In the Chalkley case, the answer was NO. In Danny Joe’s March trial, the answer, despite a hung jury, was NO, given the absent unanimous consensus. And Tuesday, after two days of a trial that was initially scheduled for five, jurors once again told the state that they were not convinced.
Sit tight, though, because that’s not even the worst part.
Recklessly pushing cases to trial is bad for victims. If the accusations are false and stories are entirely fabricated, prosecutors have legitimized false claims with no repercussions. If the accusations are true and what an accuser claims happened did actually take place, the state has put a victim through the rigamaroo of a trial with no benefit. I’m not a lawyer, but a perusal of the hundreds of pages of paperwork in these cases showed time and time again that these cases were going to be ‘he said, she said’ cases. Has the District Attorney’s Office considered telling victims that, even if prosecutors believe their accounts, there simply isn’t enough evidence to take them to trial? Or is the District Attorney’s Office in the business of creating more victims?

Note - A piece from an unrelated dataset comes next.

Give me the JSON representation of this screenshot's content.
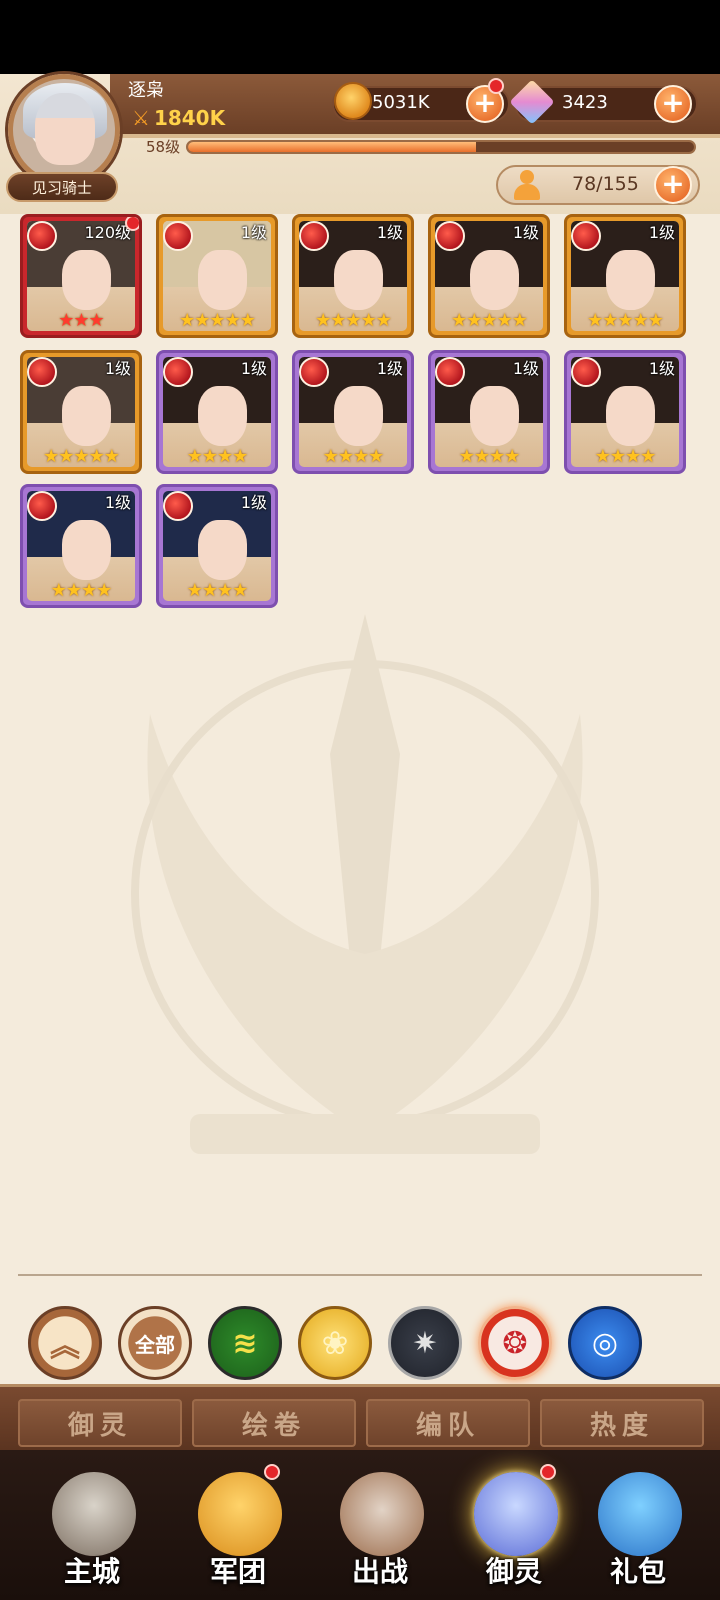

I ask because each of these three men in these three cases awaited trial for two to three years without bond only for 12 members of their community to declare that the evidence didn’t support the charges. Their families were left to fend for themselves, their livelihoods were destroyed, their children coped with stigmas of their fathers being violent monsters, and they faced a mountain of legal fees upon release. And there’s no righting those wrongs.

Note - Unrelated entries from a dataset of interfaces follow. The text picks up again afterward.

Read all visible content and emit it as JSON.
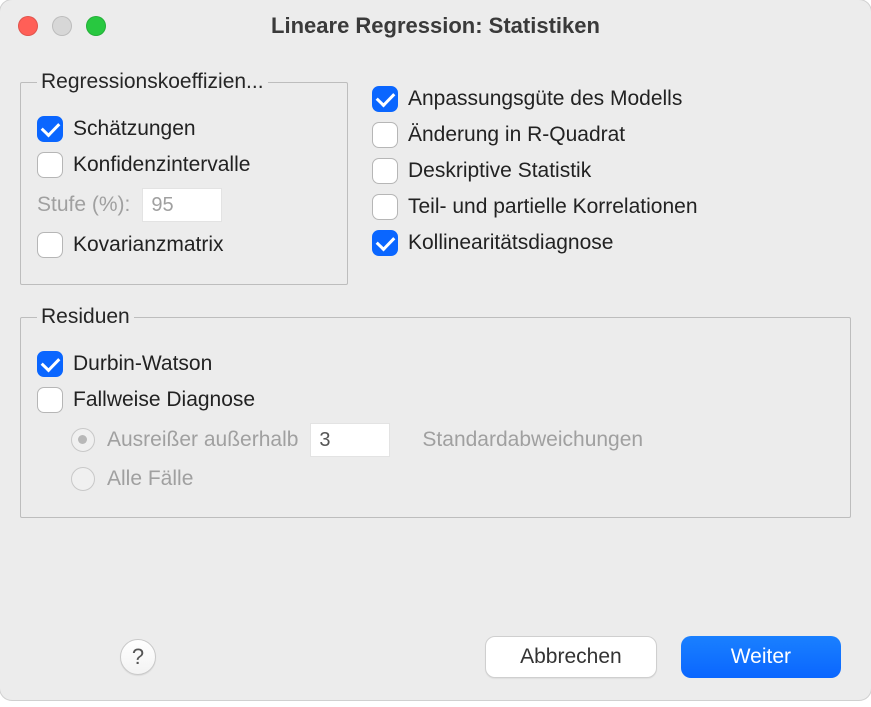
{
  "window": {
    "title": "Lineare Regression: Statistiken"
  },
  "coeff": {
    "legend": "Regressionskoeffizien...",
    "estimates": {
      "label": "Schätzungen",
      "checked": true
    },
    "confint": {
      "label": "Konfidenzintervalle",
      "checked": false
    },
    "level_label": "Stufe (%):",
    "level_value": "95",
    "covmat": {
      "label": "Kovarianzmatrix",
      "checked": false
    }
  },
  "right": {
    "fit": {
      "label": "Anpassungsgüte des Modells",
      "checked": true
    },
    "r2change": {
      "label": "Änderung in R-Quadrat",
      "checked": false
    },
    "descr": {
      "label": "Deskriptive Statistik",
      "checked": false
    },
    "partcorr": {
      "label": "Teil- und partielle Korrelationen",
      "checked": false
    },
    "collin": {
      "label": "Kollinearitätsdiagnose",
      "checked": true
    }
  },
  "residuals": {
    "legend": "Residuen",
    "durbin": {
      "label": "Durbin-Watson",
      "checked": true
    },
    "casewise": {
      "label": "Fallweise Diagnose",
      "checked": false
    },
    "outliers": {
      "label": "Ausreißer außerhalb",
      "value": "3",
      "std_label": "Standardabweichungen"
    },
    "allcases": {
      "label": "Alle Fälle"
    }
  },
  "footer": {
    "help": "?",
    "cancel": "Abbrechen",
    "continue": "Weiter"
  }
}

While Daphne Totten is (understandably) fretting about the shattered glass from the frame of her political future, these men and their families are left to pick up the pieces of their lives.

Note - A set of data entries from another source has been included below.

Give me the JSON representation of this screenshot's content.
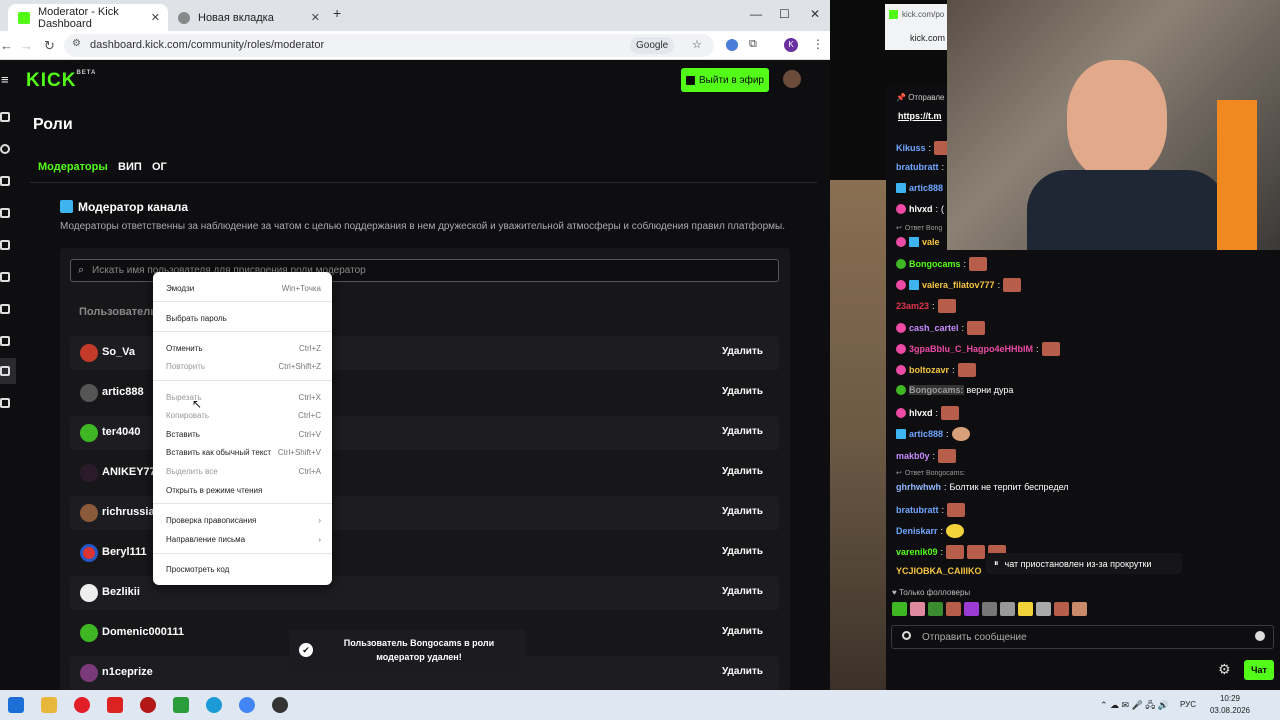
{
  "browser": {
    "tabs": [
      {
        "title": "Moderator - Kick Dashboard"
      },
      {
        "title": "Новая вкладка"
      }
    ],
    "url": "dashboard.kick.com/community/roles/moderator",
    "search_engine": "Google",
    "profile_letter": "K"
  },
  "kick": {
    "logo": "KICK",
    "logo_beta": "BETA",
    "go_live": "Выйти в эфир",
    "page_title": "Роли",
    "tabs": [
      "Модераторы",
      "ВИП",
      "ОГ"
    ],
    "section_title": "Модератор канала",
    "section_desc": "Модераторы ответственны за наблюдение за чатом с целью поддержания в нем дружеской и уважительной атмосферы и соблюдения правил платформы.",
    "search_placeholder": "Искать имя пользователя для присвоения роли модератор",
    "col_user": "Пользователь",
    "delete_label": "Удалить",
    "users": [
      "So_Va",
      "artic888",
      "ter4040",
      "ANIKEY77",
      "richrussia",
      "Beryl111",
      "Bezlikii",
      "Domenic000111",
      "n1ceprize"
    ]
  },
  "context_menu": {
    "items": [
      {
        "label": "Эмодзи",
        "shortcut": "Win+Точка"
      },
      {
        "label": "Выбрать пароль",
        "shortcut": ""
      },
      {
        "label": "Отменить",
        "shortcut": "Ctrl+Z"
      },
      {
        "label": "Повторить",
        "shortcut": "Ctrl+Shift+Z"
      },
      {
        "label": "Вырезать",
        "shortcut": "Ctrl+X"
      },
      {
        "label": "Копировать",
        "shortcut": "Ctrl+C"
      },
      {
        "label": "Вставить",
        "shortcut": "Ctrl+V"
      },
      {
        "label": "Вставить как обычный текст",
        "shortcut": "Ctrl+Shift+V"
      },
      {
        "label": "Выделить все",
        "shortcut": "Ctrl+A"
      },
      {
        "label": "Открыть в режиме чтения",
        "shortcut": ""
      },
      {
        "label": "Проверка правописания",
        "shortcut": "›"
      },
      {
        "label": "Направление письма",
        "shortcut": "›"
      },
      {
        "label": "Просмотреть код",
        "shortcut": ""
      }
    ]
  },
  "toast": {
    "text": "Пользователь Bongocams в роли модератор удален!"
  },
  "chat": {
    "popout_title": "kick.com/po",
    "popout_url": "kick.com",
    "pinned_label": "Отправле",
    "pinned_link": "https://t.m",
    "messages": [
      {
        "user": "Kikuss",
        "text": ""
      },
      {
        "user": "bratubratt",
        "text": ""
      },
      {
        "user": "artic888",
        "text": ""
      },
      {
        "user": "hlvxd",
        "text": "("
      },
      {
        "user": "Ответ Bong",
        "text": ""
      },
      {
        "user": "vale",
        "text": ""
      },
      {
        "user": "Bongocams",
        "text": ""
      },
      {
        "user": "valera_filatov777",
        "text": ""
      },
      {
        "user": "23am23",
        "text": ""
      },
      {
        "user": "cash_cartel",
        "text": ""
      },
      {
        "user": "3gpaBblu_C_Hagpo4eHHblM",
        "text": ""
      },
      {
        "user": "boltozavr",
        "text": ""
      },
      {
        "user": "Bongocams:",
        "text": "верни дура"
      },
      {
        "user": "hlvxd",
        "text": ""
      },
      {
        "user": "artic888",
        "text": ""
      },
      {
        "user": "makb0y",
        "text": ""
      },
      {
        "user": "Ответ Bongocams:",
        "text": ""
      },
      {
        "user": "ghrhwhwh",
        "text": "Болтик не терпит беспредел"
      },
      {
        "user": "bratubratt",
        "text": ""
      },
      {
        "user": "Deniskarr",
        "text": ""
      },
      {
        "user": "varenik09",
        "text": ""
      },
      {
        "user": "YCJIOBKA_CAIIIKO",
        "text": ""
      }
    ],
    "paused": "чат приостановлен из-за прокрутки",
    "followers_only": "Только фолловеры",
    "input_placeholder": "Отправить сообщение",
    "send": "Чат"
  },
  "taskbar": {
    "lang": "РУС",
    "time": "10:29",
    "date": "03.08.2026"
  }
}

Finally, all of this is terribly expensive for all of us. Did you know that it costs the Bulloch County jail $45 per day to house an inmate? Simple math of Chalkley (39 months x 30 days x $45=$52,650) and the Saldano brothers (717 days x $45= $32,265 and 780 days x $45= $35,100 for a combined total of $67,365) means taxpayers paid $120,015 to house these three men while they awaited trial. That price doesn’t include the cost in court, juror stipends, the public defender fees (in some cases) and any other ancillary costs. For not guilty verdicts.
Of course, there is never any guarantee when a case goes to trial because you don’t know what jurors will do (See also: Casey Anthony, OJ Simpson, and a host of others in history), but I was under the impression that cases tried before juries were at least supposed to be the kind where the evidence was overwhelming and the ‘not guilty’ verdict was what felt like an injustice. In each of these cases, most people were left wondering how it got this far.
These are just the cases we’re hearing about. These complete failures in the administration of justice, along with what happened to the Trooper in Screven County, are an abysmal reflection of what’s happening in the Ogeechee Judicial Circuit. The District Attorney’s Office has full discretion over what cases move forward for prosecution. The buck stops with District Attorney Daphne Totten. But if the office was a passenger van, right now it would be broken down on the roadside, smoke billowing from the hood, with two wheels missing. It’s time for a tune up or a trade-in.
The Ogeechee Judicial Circuit encompasses Bulloch, Effingham, Jenkins, and Screven counties.